In its marketing year ending Mar-17, Exide's gross margins had grown from 15 percent in 2015 to 20 percent and the company was on a growing path. That faith has shifted. In the outgoing year ending Mar-19, the company incurred a net loss margin of 5 percent after margins fell to 10 percent. For the quarter ending Jun-19, this net loss margin stands at 8 percent. Multiple factors are affecting Exide's somber beginning and will dictate its likely somber finish for the year.

Evidently, the company is not doing too well on demand which started to show lethargy since last year. The company supplies batteries for the automotive industry as well as industrial batteries used for standby power and other solutions. Reduced demand in the automotive industry particularly in the light and heavy commercial vehicles segments and tractor segment has put pressure on battery sales. On the cost side, prices of refined and recycled lead went up. Import costs are also up due to a weaker rupee. Margins as a result shrank.

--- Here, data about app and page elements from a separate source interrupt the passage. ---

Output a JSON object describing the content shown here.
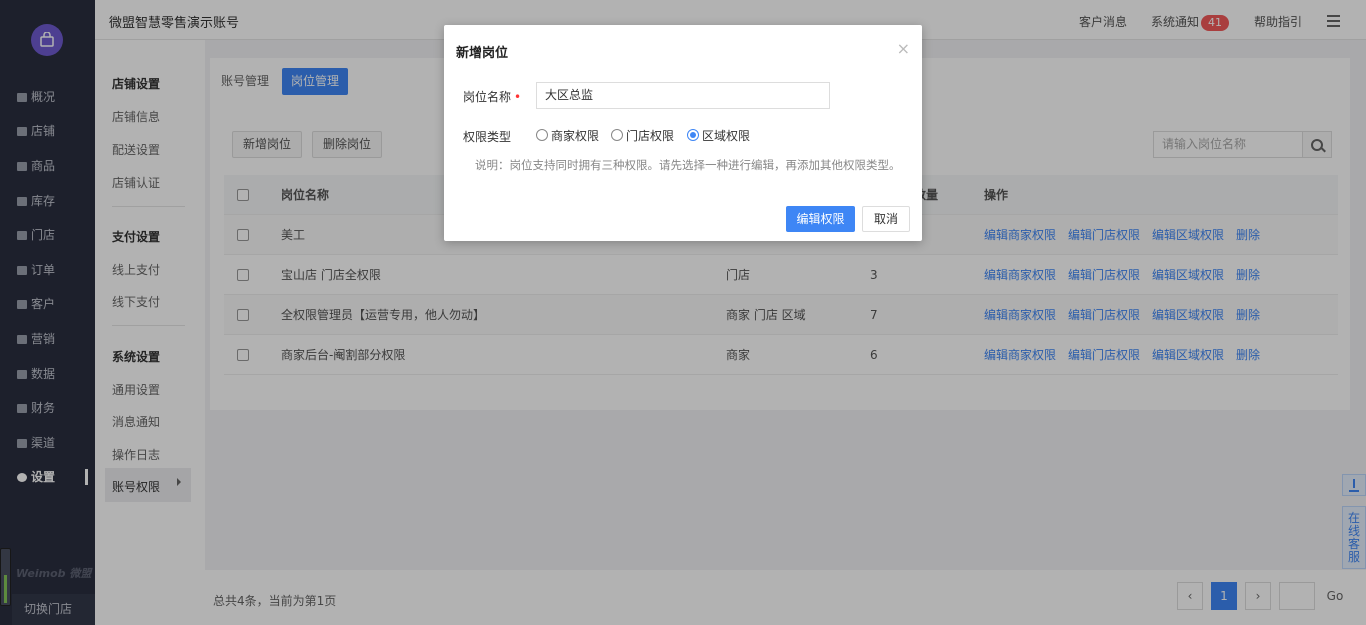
{
  "sidebar": {
    "items": [
      {
        "label": "概况"
      },
      {
        "label": "店铺"
      },
      {
        "label": "商品"
      },
      {
        "label": "库存"
      },
      {
        "label": "门店"
      },
      {
        "label": "订单"
      },
      {
        "label": "客户"
      },
      {
        "label": "营销"
      },
      {
        "label": "数据"
      },
      {
        "label": "财务"
      },
      {
        "label": "渠道"
      },
      {
        "label": "设置"
      }
    ],
    "brand": "Weimob 微盟",
    "switch_store": "切换门店"
  },
  "header": {
    "account_name": "微盟智慧零售演示账号",
    "customer_msg": "客户消息",
    "sys_notice": "系统通知",
    "notice_count": "41",
    "help": "帮助指引"
  },
  "subnav": {
    "group1_title": "店铺设置",
    "group1_items": [
      "店铺信息",
      "配送设置",
      "店铺认证"
    ],
    "group2_title": "支付设置",
    "group2_items": [
      "线上支付",
      "线下支付"
    ],
    "group3_title": "系统设置",
    "group3_items": [
      "通用设置",
      "消息通知",
      "操作日志"
    ],
    "active_item": "账号权限"
  },
  "main": {
    "tabs": [
      "账号管理",
      "岗位管理"
    ],
    "add_btn": "新增岗位",
    "delete_btn": "删除岗位",
    "search_placeholder": "请输入岗位名称",
    "columns": {
      "name": "岗位名称",
      "count": "数量",
      "ops": "操作"
    },
    "rows": [
      {
        "name": "美工",
        "type": "",
        "count": ""
      },
      {
        "name": "宝山店 门店全权限",
        "type": "门店",
        "count": "3"
      },
      {
        "name": "全权限管理员【运营专用，他人勿动】",
        "type": "商家  门店  区域",
        "count": "7"
      },
      {
        "name": "商家后台-阉割部分权限",
        "type": "商家",
        "count": "6"
      }
    ],
    "ops": [
      "编辑商家权限",
      "编辑门店权限",
      "编辑区域权限",
      "删除"
    ]
  },
  "pagination": {
    "summary": "总共4条，当前为第1页",
    "current_page": "1",
    "go_label": "Go"
  },
  "float": {
    "service_label": "在线客服"
  },
  "modal": {
    "title": "新增岗位",
    "name_label": "岗位名称",
    "name_value": "大区总监",
    "type_label": "权限类型",
    "options": [
      "商家权限",
      "门店权限",
      "区域权限"
    ],
    "selected_option": "区域权限",
    "note": "说明：岗位支持同时拥有三种权限。请先选择一种进行编辑，再添加其他权限类型。",
    "primary_btn": "编辑权限",
    "cancel_btn": "取消",
    "close_glyph": "×"
  },
  "colors": {
    "accent": "#3e86f5",
    "sidebar_bg": "#2a2f40",
    "badge": "#f25a5a"
  }
}
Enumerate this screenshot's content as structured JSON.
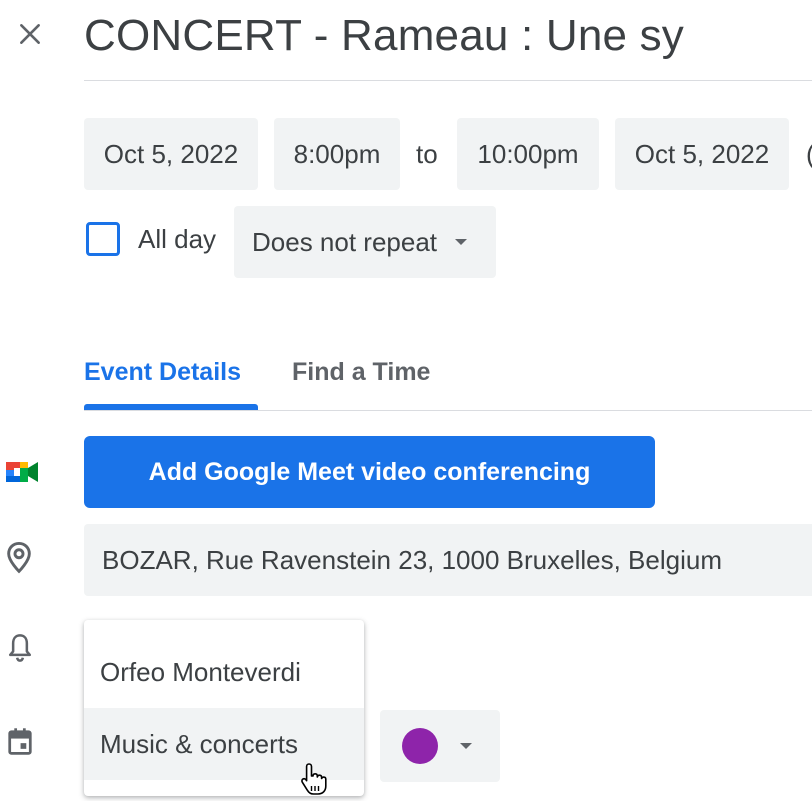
{
  "event": {
    "title": "CONCERT - Rameau : Une sy",
    "start_date": "Oct 5, 2022",
    "start_time": "8:00pm",
    "to_label": "to",
    "end_time": "10:00pm",
    "end_date": "Oct 5, 2022",
    "trailing_partial": "(",
    "all_day_label": "All day",
    "all_day_checked": false,
    "repeat": "Does not repeat"
  },
  "tabs": [
    {
      "label": "Event Details",
      "active": true
    },
    {
      "label": "Find a Time",
      "active": false
    }
  ],
  "meet_button_label": "Add Google Meet video conferencing",
  "location": "BOZAR, Rue Ravenstein 23, 1000 Bruxelles, Belgium",
  "calendar_menu": {
    "items": [
      "Orfeo Monteverdi",
      "Music & concerts"
    ],
    "hovered_index": 1
  },
  "event_color": "#8e24aa",
  "icons": {
    "close": "close-icon",
    "meet": "google-meet-icon",
    "location": "location-pin-icon",
    "notification": "bell-icon",
    "calendar": "calendar-icon",
    "cursor": "hand-pointer-cursor"
  },
  "colors": {
    "accent": "#1a73e8",
    "chip_bg": "#f1f3f4",
    "text": "#3c4043"
  }
}
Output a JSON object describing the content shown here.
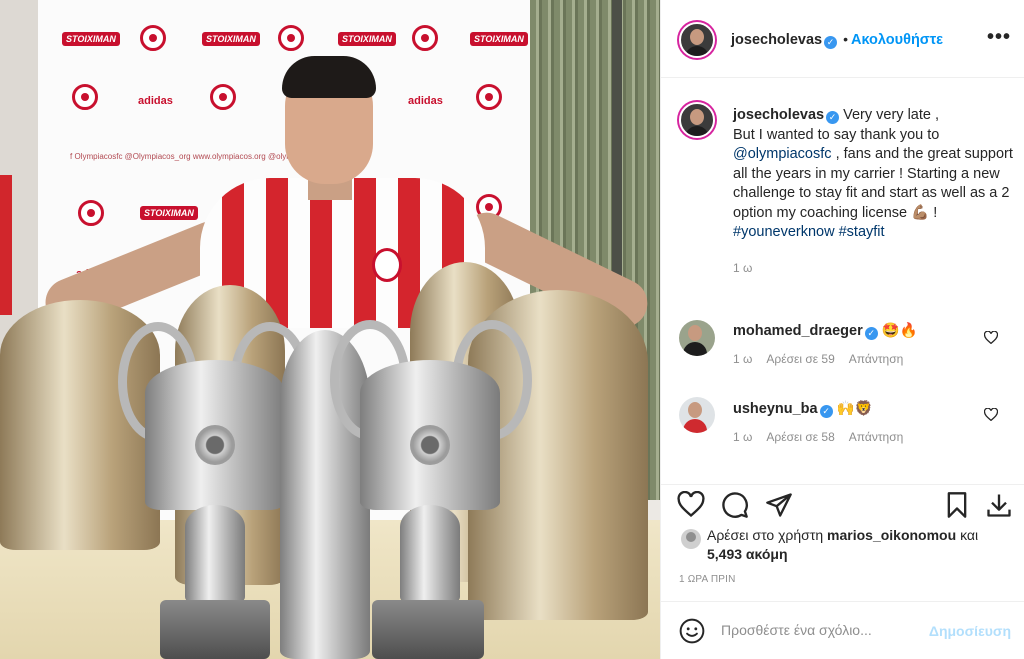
{
  "photo": {
    "wall_brand_1": "STOIXIMAN",
    "wall_brand_2": "adidas",
    "wall_social": "f  Olympiacosfc   @Olympiacos_org   www.olympiacos.org   @olympiacos_org"
  },
  "header": {
    "username": "josecholevas",
    "follow_label": "Ακολουθήστε",
    "more_icon": "more-horizontal-icon"
  },
  "caption": {
    "username": "josecholevas",
    "text_1": "Very very late ,",
    "text_2": "But I wanted to say thank you to",
    "mention": "@olympiacosfc",
    "text_3": ", fans and the great support all the years in my carrier ! Starting a new challenge to stay fit and start as well as a 2 option my coaching license",
    "emoji": "💪🏽",
    "text_4": "!",
    "hashtag_1": "#youneverknow",
    "hashtag_2": "#stayfit",
    "time": "1 ω"
  },
  "comments": [
    {
      "username": "mohamed_draeger",
      "text": "🤩🔥",
      "time": "1 ω",
      "likes": "Αρέσει σε 59",
      "reply": "Απάντηση"
    },
    {
      "username": "usheynu_ba",
      "text": "🙌🦁",
      "time": "1 ω",
      "likes": "Αρέσει σε 58",
      "reply": "Απάντηση"
    }
  ],
  "likes": {
    "prefix": "Αρέσει στο χρήστη",
    "user": "marios_oikonomou",
    "and": "και",
    "count": "5,493 ακόμη"
  },
  "time_ago": "1 ΩΡΑ ΠΡΙΝ",
  "add_comment": {
    "placeholder": "Προσθέστε ένα σχόλιο...",
    "post_label": "Δημοσίευση"
  },
  "colors": {
    "accent": "#0095f6",
    "verified": "#3897f0",
    "muted": "#8e8e8e",
    "post_disabled": "#b2dffc"
  }
}
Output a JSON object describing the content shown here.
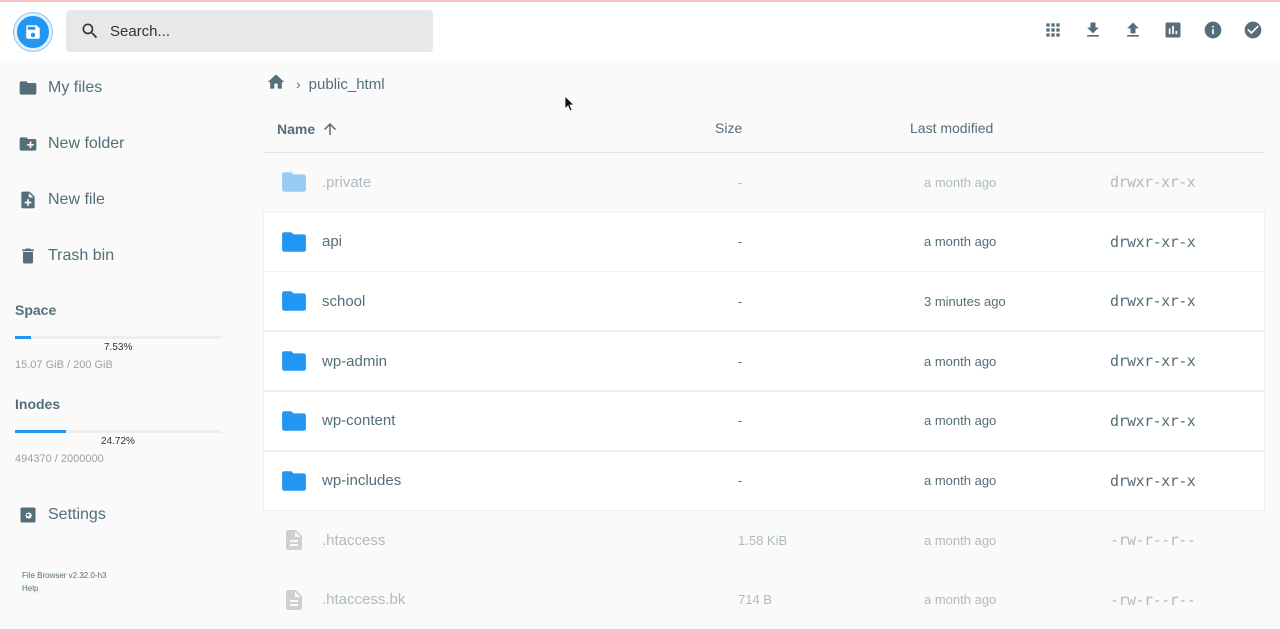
{
  "header": {
    "search_placeholder": "Search...",
    "actions": [
      "grid-view-icon",
      "download-icon",
      "upload-icon",
      "statistics-icon",
      "info-icon",
      "select-check-icon"
    ]
  },
  "sidebar": {
    "items": [
      {
        "label": "My files",
        "icon": "folder-icon"
      },
      {
        "label": "New folder",
        "icon": "create-new-folder-icon"
      },
      {
        "label": "New file",
        "icon": "note-add-icon"
      },
      {
        "label": "Trash bin",
        "icon": "trash-icon"
      }
    ],
    "space": {
      "title": "Space",
      "percent_label": "7.53%",
      "fraction": 0.0753,
      "value": "15.07 GiB / 200 GiB"
    },
    "inodes": {
      "title": "Inodes",
      "percent_label": "24.72%",
      "fraction": 0.2472,
      "value": "494370 / 2000000"
    },
    "settings_label": "Settings",
    "footer": {
      "version": "File Browser v2.32.0-h3",
      "help": "Help"
    }
  },
  "breadcrumb": {
    "current": "public_html"
  },
  "columns": {
    "name": "Name",
    "size": "Size",
    "modified": "Last modified"
  },
  "files": [
    {
      "name": ".private",
      "size": "-",
      "modified": "a month ago",
      "perm": "drwxr-xr-x",
      "type": "folder",
      "hidden": true
    },
    {
      "name": "api",
      "size": "-",
      "modified": "a month ago",
      "perm": "drwxr-xr-x",
      "type": "folder",
      "hidden": false
    },
    {
      "name": "school",
      "size": "-",
      "modified": "3 minutes ago",
      "perm": "drwxr-xr-x",
      "type": "folder",
      "hidden": false
    },
    {
      "name": "wp-admin",
      "size": "-",
      "modified": "a month ago",
      "perm": "drwxr-xr-x",
      "type": "folder",
      "hidden": false
    },
    {
      "name": "wp-content",
      "size": "-",
      "modified": "a month ago",
      "perm": "drwxr-xr-x",
      "type": "folder",
      "hidden": false
    },
    {
      "name": "wp-includes",
      "size": "-",
      "modified": "a month ago",
      "perm": "drwxr-xr-x",
      "type": "folder",
      "hidden": false
    },
    {
      "name": ".htaccess",
      "size": "1.58 KiB",
      "modified": "a month ago",
      "perm": "-rw-r--r--",
      "type": "file",
      "hidden": true
    },
    {
      "name": ".htaccess.bk",
      "size": "714 B",
      "modified": "a month ago",
      "perm": "-rw-r--r--",
      "type": "file",
      "hidden": true
    }
  ],
  "colors": {
    "accent": "#2196f3",
    "folder": "#2196f3",
    "text": "#546e7a"
  }
}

The company has also not kept its other expenses in check—which as a share of revenue grew by 12 percent in the quarter against this period last year. Higher finance costs (grew to 3 percent of revenues from the earlier 2 percent) owing to rising interest rates have also put pressure on the pre-tax bottom-line that drew to a substantial loss. Granted this loss is against a paltry profit earned last year since demand fundamentals and cost pressures started steering the company south about that time. The company has been faced competition from smuggled batteries, and is regular with discounts to customer to stave off that competition and retain market share, though that amount is small. Along with some other members, the company also complained to the CCP a couple of months ago about predatory pricing by a competitor that has caused loss of demand. A positive outcome may help, but not by a lot.

The demand in the commercial vehicle and tractor segment is expected to keep at the same levels or lower, even as new entrants launch their models. Meanwhile, steady electricity supply to industries and households will also reduce demand for industrial batteries. To top it all, dwindling margins and rising expenditure does not give confidence to shareholders, of which 7 percent are in the general public.

Copyright Business Recorder, 2019